Copy out the records in full, word for word, without pictures.

(Beginning of Working data)

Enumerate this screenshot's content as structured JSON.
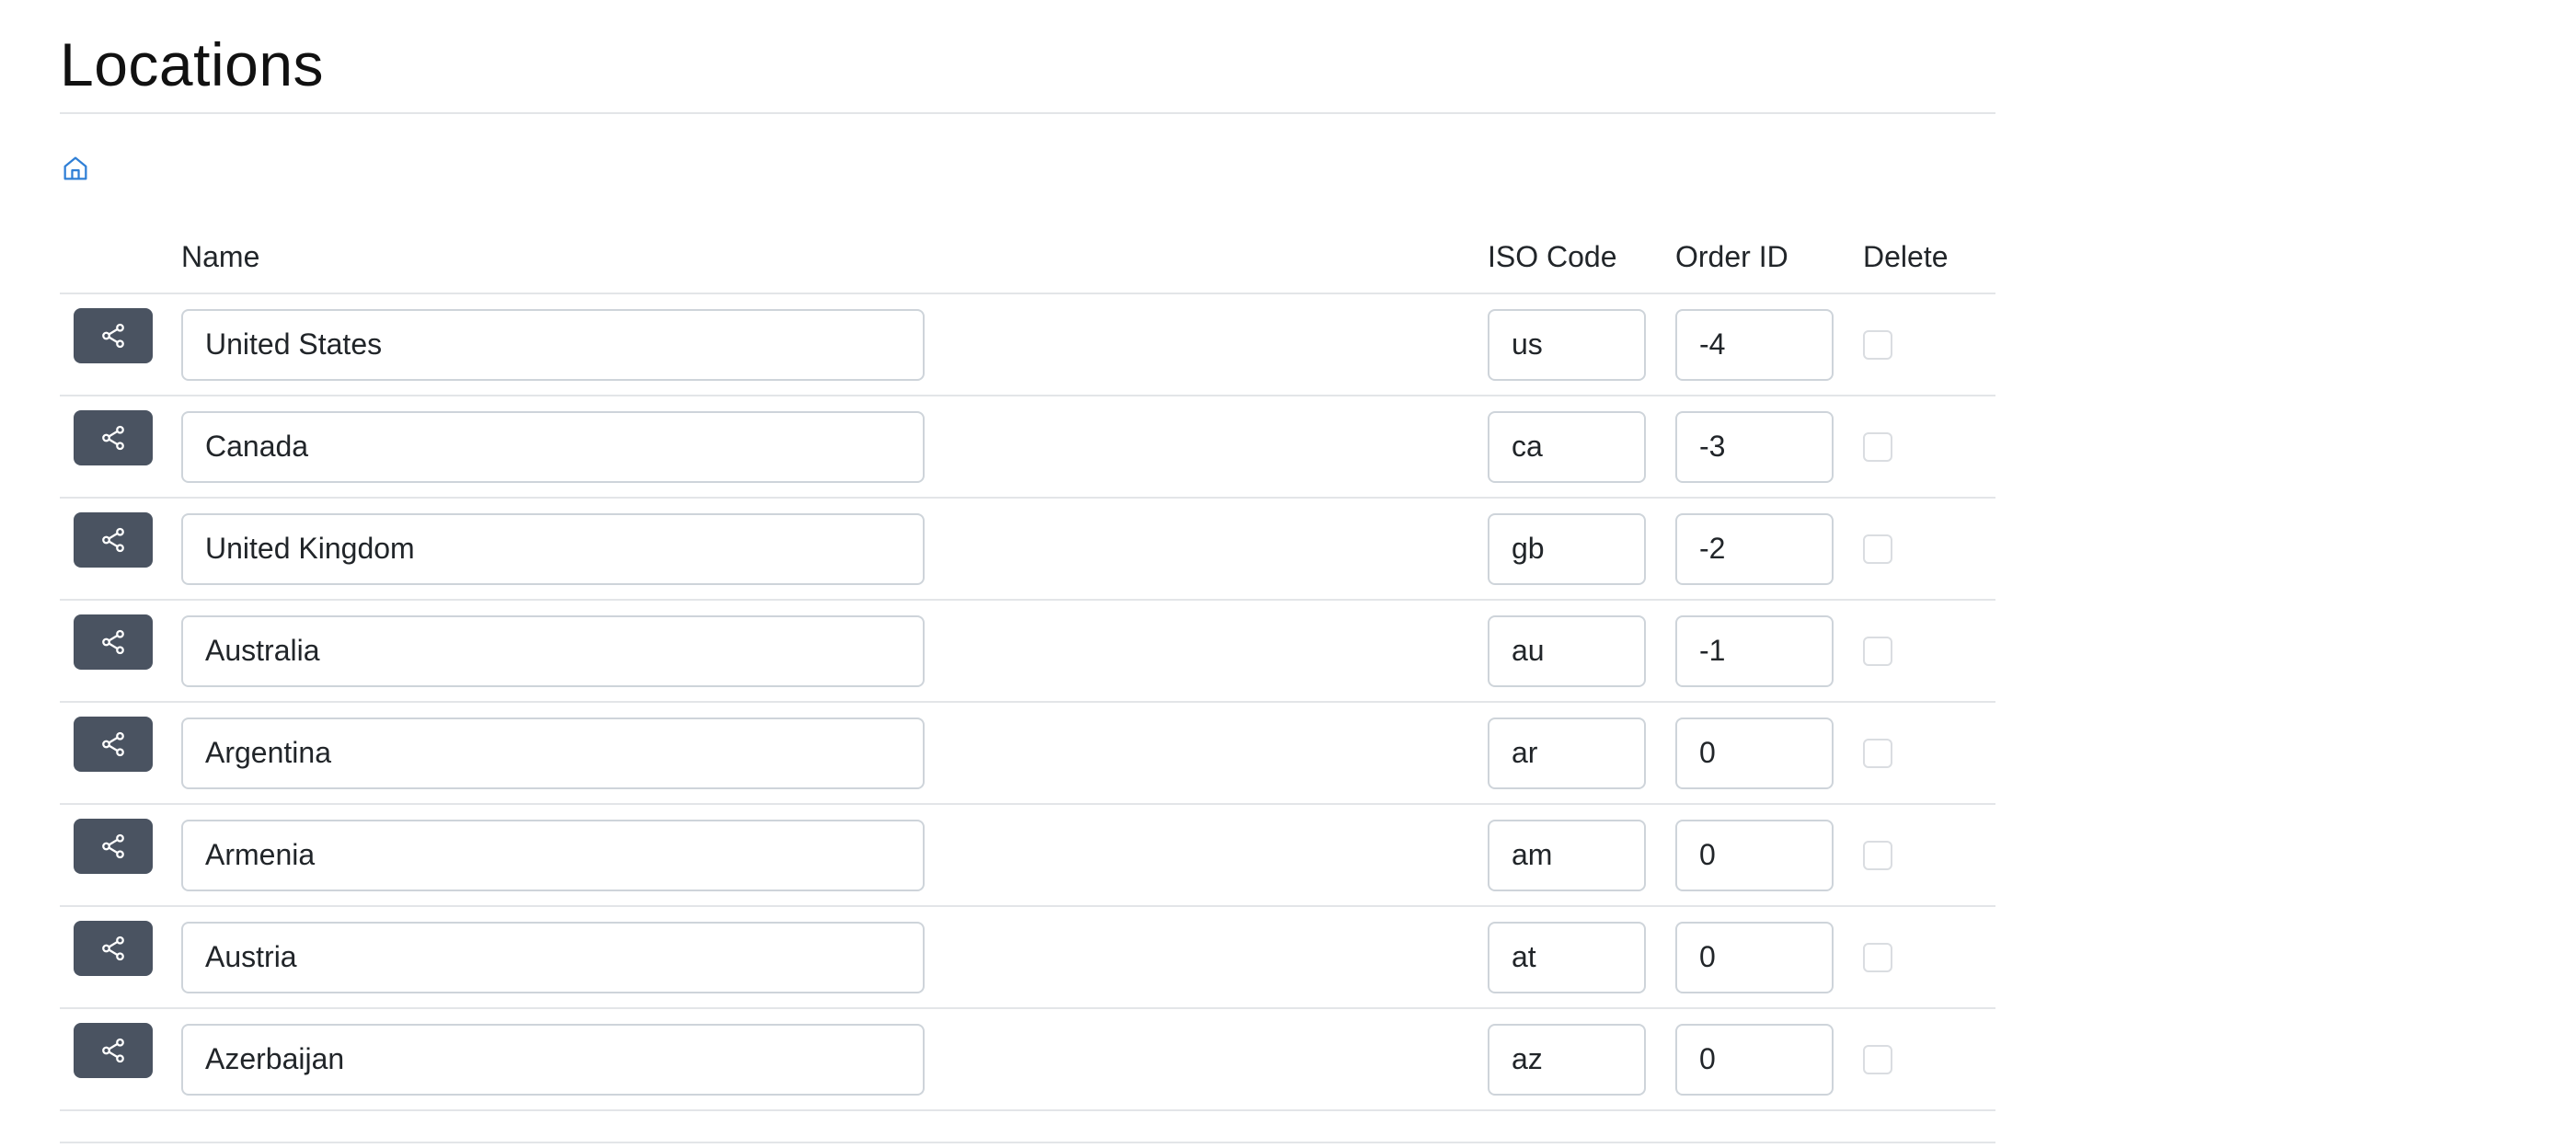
{
  "page": {
    "title": "Locations"
  },
  "breadcrumb": {
    "home_icon": "home-icon",
    "accent_color": "#2f7fd6"
  },
  "table": {
    "columns": {
      "share": "",
      "name": "Name",
      "iso": "ISO Code",
      "order": "Order ID",
      "delete": "Delete"
    },
    "rows": [
      {
        "name": "United States",
        "iso": "us",
        "order": "-4"
      },
      {
        "name": "Canada",
        "iso": "ca",
        "order": "-3"
      },
      {
        "name": "United Kingdom",
        "iso": "gb",
        "order": "-2"
      },
      {
        "name": "Australia",
        "iso": "au",
        "order": "-1"
      },
      {
        "name": "Argentina",
        "iso": "ar",
        "order": "0"
      },
      {
        "name": "Armenia",
        "iso": "am",
        "order": "0"
      },
      {
        "name": "Austria",
        "iso": "at",
        "order": "0"
      },
      {
        "name": "Azerbaijan",
        "iso": "az",
        "order": "0"
      }
    ]
  },
  "share_button": {
    "icon": "share-icon",
    "color": "#4a5361"
  }
}
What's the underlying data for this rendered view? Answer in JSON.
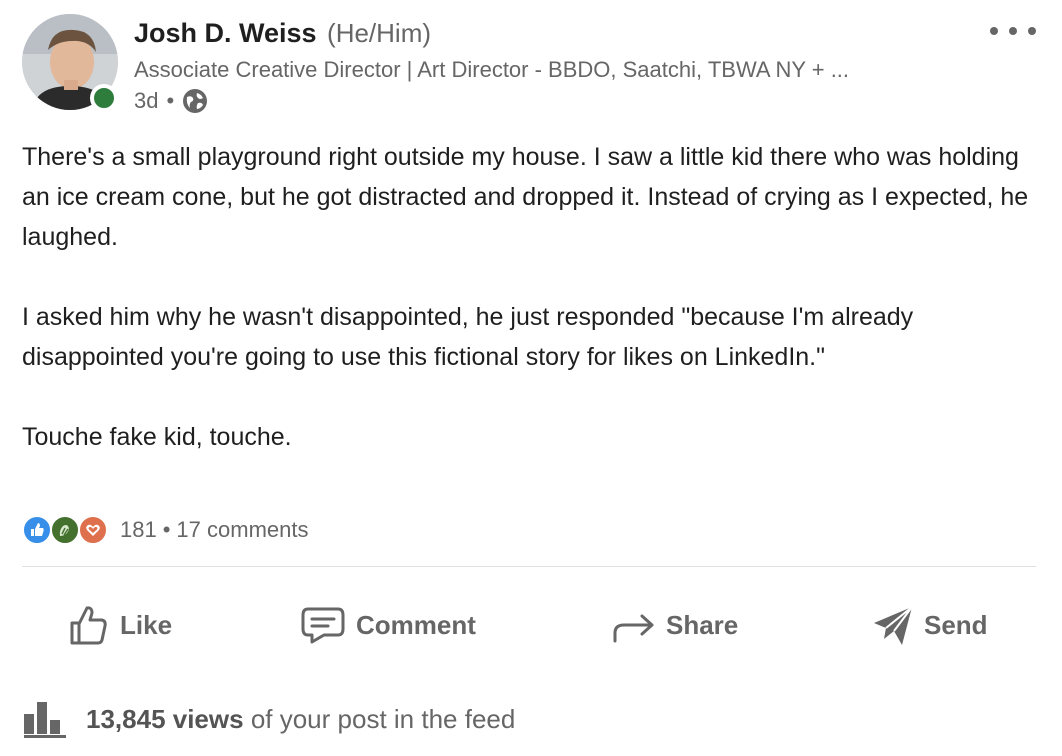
{
  "author": {
    "name": "Josh D. Weiss",
    "pronouns": "(He/Him)",
    "headline": "Associate Creative Director | Art Director - BBDO, Saatchi, TBWA NY + ...",
    "time": "3d",
    "separator": "•",
    "visibility_icon": "globe-icon",
    "online_status_color": "#2e7d3d"
  },
  "post": {
    "paragraphs": [
      "There's a small playground right outside my house. I saw a little kid there who was holding an ice cream cone, but he got distracted and dropped it. Instead of crying as I expected, he laughed.",
      "I asked him why he wasn't disappointed, he just responded \"because I'm already disappointed you're going to use this fictional story for likes on LinkedIn.\"",
      "Touche fake kid, touche."
    ]
  },
  "social": {
    "reactions": [
      "like-reaction-icon",
      "celebrate-reaction-icon",
      "love-reaction-icon"
    ],
    "reaction_count": "181",
    "separator": "•",
    "comments": "17 comments"
  },
  "actions": {
    "like": "Like",
    "comment": "Comment",
    "share": "Share",
    "send": "Send"
  },
  "analytics": {
    "views_count": "13,845 views",
    "views_suffix": "of your post in the feed"
  },
  "colors": {
    "text_primary": "#1f1f1f",
    "text_secondary": "#666666",
    "like_blue": "#378fe9",
    "celebrate_green": "#44712e",
    "love_orange": "#df704d"
  }
}
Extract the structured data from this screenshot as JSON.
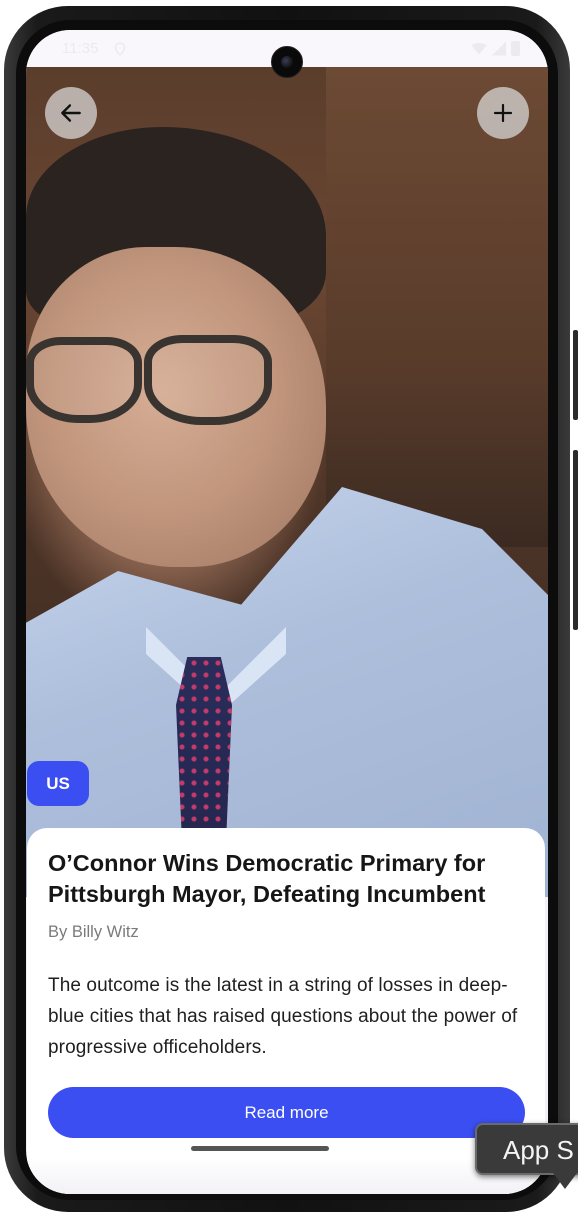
{
  "status_bar": {
    "time": "11:35",
    "icons": [
      "location-icon",
      "wifi-icon",
      "cellular-icon",
      "battery-icon"
    ]
  },
  "toolbar": {
    "back_icon": "arrow-left-icon",
    "add_icon": "plus-icon"
  },
  "article": {
    "section_badge": "US",
    "title": "O’Connor Wins Democratic Primary for Pittsburgh Mayor, Defeating Incumbent",
    "byline": "By Billy Witz",
    "summary": "The outcome is the latest in a string of losses in deep-blue cities that has raised questions about the power of progressive officeholders.",
    "read_more_label": "Read more"
  },
  "tooltip": {
    "text": "App S"
  },
  "colors": {
    "accent": "#3b4ef2",
    "card_background": "#ffffff",
    "title_text": "#161616",
    "byline_text": "#7b7b7b"
  }
}
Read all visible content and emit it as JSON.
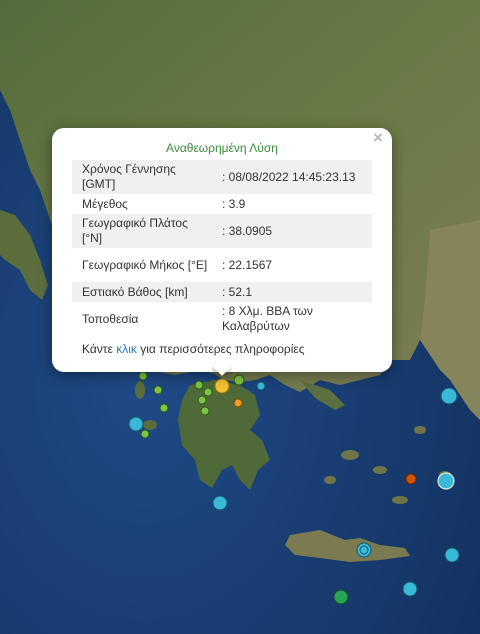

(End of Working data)

■ Result of this task
Enumerate this screenshot's content as structured JSON.
{
  "page": {
    "title": "Locations"
  },
  "breadcrumb": {
    "home_icon": "home-icon",
    "accent_color": "#2f7fd6"
  },
  "table": {
    "columns": {
      "share": "",
      "name": "Name",
      "iso": "ISO Code",
      "order": "Order ID",
      "delete": "Delete"
    },
    "rows": [
      {
        "name": "United States",
        "iso": "us",
        "order": "-4"
      },
      {
        "name": "Canada",
        "iso": "ca",
        "order": "-3"
      },
      {
        "name": "United Kingdom",
        "iso": "gb",
        "order": "-2"
      },
      {
        "name": "Australia",
        "iso": "au",
        "order": "-1"
      },
      {
        "name": "Argentina",
        "iso": "ar",
        "order": "0"
      },
      {
        "name": "Armenia",
        "iso": "am",
        "order": "0"
      },
      {
        "name": "Austria",
        "iso": "at",
        "order": "0"
      },
      {
        "name": "Azerbaijan",
        "iso": "az",
        "order": "0"
      }
    ]
  },
  "share_button": {
    "icon": "share-icon",
    "color": "#4a5361"
  }
}
What's the underlying data for this rendered view? Answer in JSON.
{
  "author": {
    "name": "Josh D. Weiss",
    "pronouns": "(He/Him)",
    "headline": "Associate Creative Director | Art Director - BBDO, Saatchi, TBWA NY + ...",
    "time": "3d",
    "separator": "•",
    "visibility_icon": "globe-icon",
    "online_status_color": "#2e7d3d"
  },
  "post": {
    "paragraphs": [
      "There's a small playground right outside my house. I saw a little kid there who was holding an ice cream cone, but he got distracted and dropped it. Instead of crying as I expected, he laughed.",
      "I asked him why he wasn't disappointed, he just responded \"because I'm already disappointed you're going to use this fictional story for likes on LinkedIn.\"",
      "Touche fake kid, touche."
    ]
  },
  "social": {
    "reactions": [
      "like-reaction-icon",
      "celebrate-reaction-icon",
      "love-reaction-icon"
    ],
    "reaction_count": "181",
    "separator": "•",
    "comments": "17 comments"
  },
  "actions": {
    "like": "Like",
    "comment": "Comment",
    "share": "Share",
    "send": "Send"
  },
  "analytics": {
    "views_count": "13,845 views",
    "views_suffix": "of your post in the feed"
  },
  "colors": {
    "text_primary": "#1f1f1f",
    "text_secondary": "#666666",
    "like_blue": "#378fe9",
    "celebrate_green": "#44712e",
    "love_orange": "#df704d"
  }
}
Extract the structured data from this screenshot as JSON.
{
  "status_bar": {
    "time": "11:35",
    "icons": [
      "location-icon",
      "wifi-icon",
      "cellular-icon",
      "battery-icon"
    ]
  },
  "toolbar": {
    "back_icon": "arrow-left-icon",
    "add_icon": "plus-icon"
  },
  "article": {
    "section_badge": "US",
    "title": "O’Connor Wins Democratic Primary for Pittsburgh Mayor, Defeating Incumbent",
    "byline": "By Billy Witz",
    "summary": "The outcome is the latest in a string of losses in deep-blue cities that has raised questions about the power of progressive officeholders.",
    "read_more_label": "Read more"
  },
  "tooltip": {
    "text": "App S"
  },
  "colors": {
    "accent": "#3b4ef2",
    "card_background": "#ffffff",
    "title_text": "#161616",
    "byline_text": "#7b7b7b"
  }
}
Read all visible content and emit it as JSON.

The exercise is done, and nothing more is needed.